■ **Stored entries**:
*** Begin section ***
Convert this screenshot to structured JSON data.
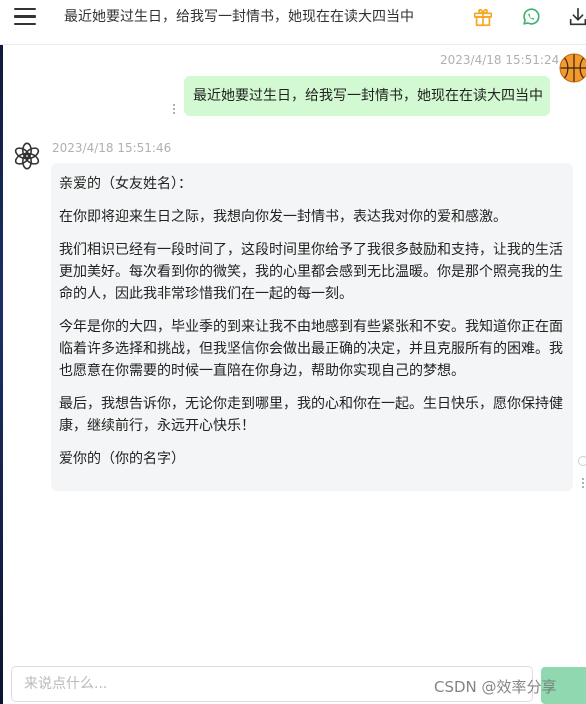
{
  "header": {
    "title": "最近她要过生日，给我写一封情书，她现在在读大四当中",
    "icons": [
      "menu-icon",
      "gift-icon",
      "whatsapp-icon",
      "download-icon"
    ],
    "accent_gift": "#f5a623",
    "accent_whatsapp": "#3cb371"
  },
  "messages": [
    {
      "role": "user",
      "time": "2023/4/18 15:51:24",
      "text": "最近她要过生日，给我写一封情书，她现在在读大四当中",
      "bubble_color": "#d2f9d1"
    },
    {
      "role": "assistant",
      "time": "2023/4/18 15:51:46",
      "paragraphs": [
        "亲爱的（女友姓名）：",
        "在你即将迎来生日之际，我想向你发一封情书，表达我对你的爱和感激。",
        "我们相识已经有一段时间了，这段时间里你给予了我很多鼓励和支持，让我的生活更加美好。每次看到你的微笑，我的心里都会感到无比温暖。你是那个照亮我的生命的人，因此我非常珍惜我们在一起的每一刻。",
        "今年是你的大四，毕业季的到来让我不由地感到有些紧张和不安。我知道你正在面临着许多选择和挑战，但我坚信你会做出最正确的决定，并且克服所有的困难。我也愿意在你需要的时候一直陪在你身边，帮助你实现自己的梦想。",
        "最后，我想告诉你，无论你走到哪里，我的心和你在一起。生日快乐，愿你保持健康，继续前行，永远开心快乐！",
        "爱你的（你的名字）"
      ],
      "bubble_color": "#f4f5f6"
    }
  ],
  "input": {
    "placeholder": "来说点什么...",
    "value": ""
  },
  "send_button": {
    "label": "",
    "color": "#90d9b0"
  },
  "watermark": "CSDN @效率分享"
}
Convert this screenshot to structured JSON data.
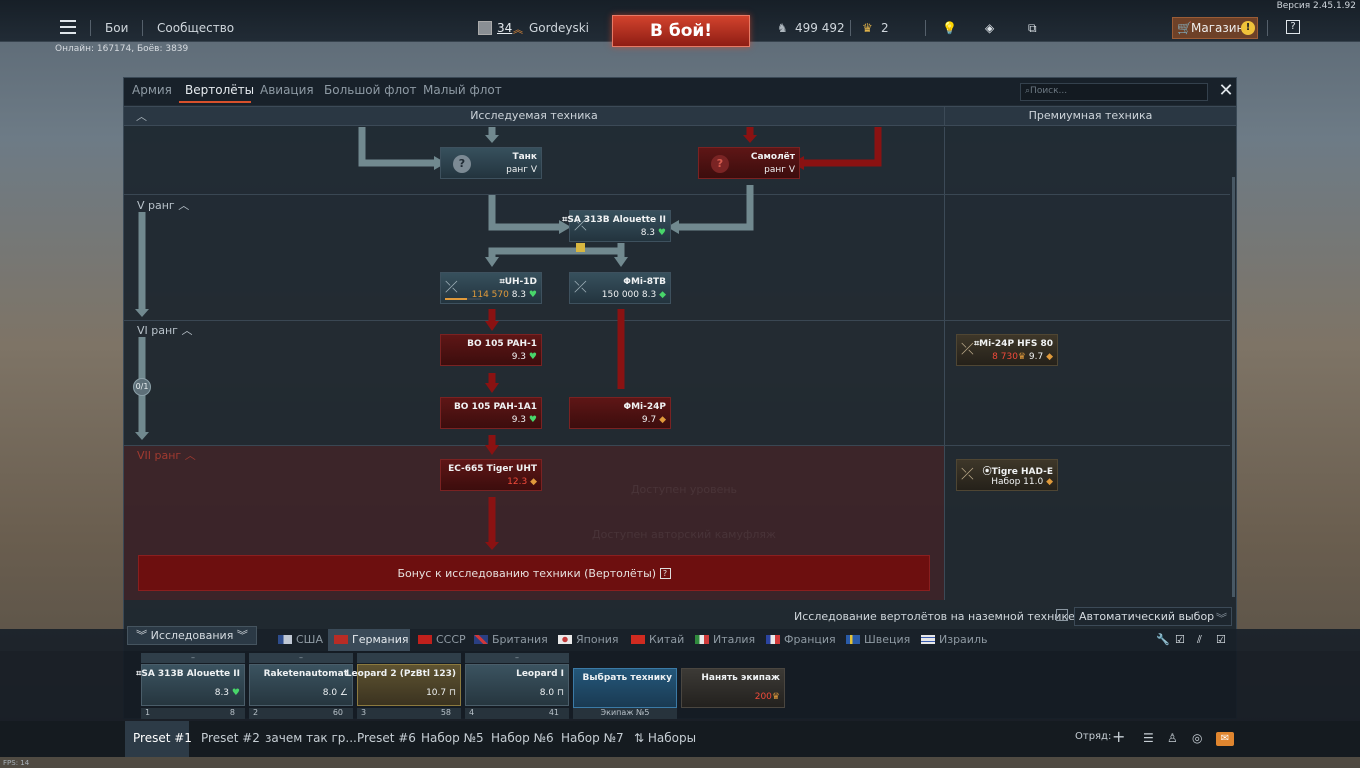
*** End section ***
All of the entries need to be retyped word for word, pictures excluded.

■ **Exercise output**:
Convert this screenshot to structured JSON data.
{
  "header": {
    "title": "最近她要过生日，给我写一封情书，她现在在读大四当中",
    "icons": [
      "menu-icon",
      "gift-icon",
      "whatsapp-icon",
      "download-icon"
    ],
    "accent_gift": "#f5a623",
    "accent_whatsapp": "#3cb371"
  },
  "messages": [
    {
      "role": "user",
      "time": "2023/4/18 15:51:24",
      "text": "最近她要过生日，给我写一封情书，她现在在读大四当中",
      "bubble_color": "#d2f9d1"
    },
    {
      "role": "assistant",
      "time": "2023/4/18 15:51:46",
      "paragraphs": [
        "亲爱的（女友姓名）：",
        "在你即将迎来生日之际，我想向你发一封情书，表达我对你的爱和感激。",
        "我们相识已经有一段时间了，这段时间里你给予了我很多鼓励和支持，让我的生活更加美好。每次看到你的微笑，我的心里都会感到无比温暖。你是那个照亮我的生命的人，因此我非常珍惜我们在一起的每一刻。",
        "今年是你的大四，毕业季的到来让我不由地感到有些紧张和不安。我知道你正在面临着许多选择和挑战，但我坚信你会做出最正确的决定，并且克服所有的困难。我也愿意在你需要的时候一直陪在你身边，帮助你实现自己的梦想。",
        "最后，我想告诉你，无论你走到哪里，我的心和你在一起。生日快乐，愿你保持健康，继续前行，永远开心快乐！",
        "爱你的（你的名字）"
      ],
      "bubble_color": "#f4f5f6"
    }
  ],
  "input": {
    "placeholder": "来说点什么...",
    "value": ""
  },
  "send_button": {
    "label": "",
    "color": "#90d9b0"
  },
  "watermark": "CSDN @效率分享"
}
Convert this screenshot to structured JSON data.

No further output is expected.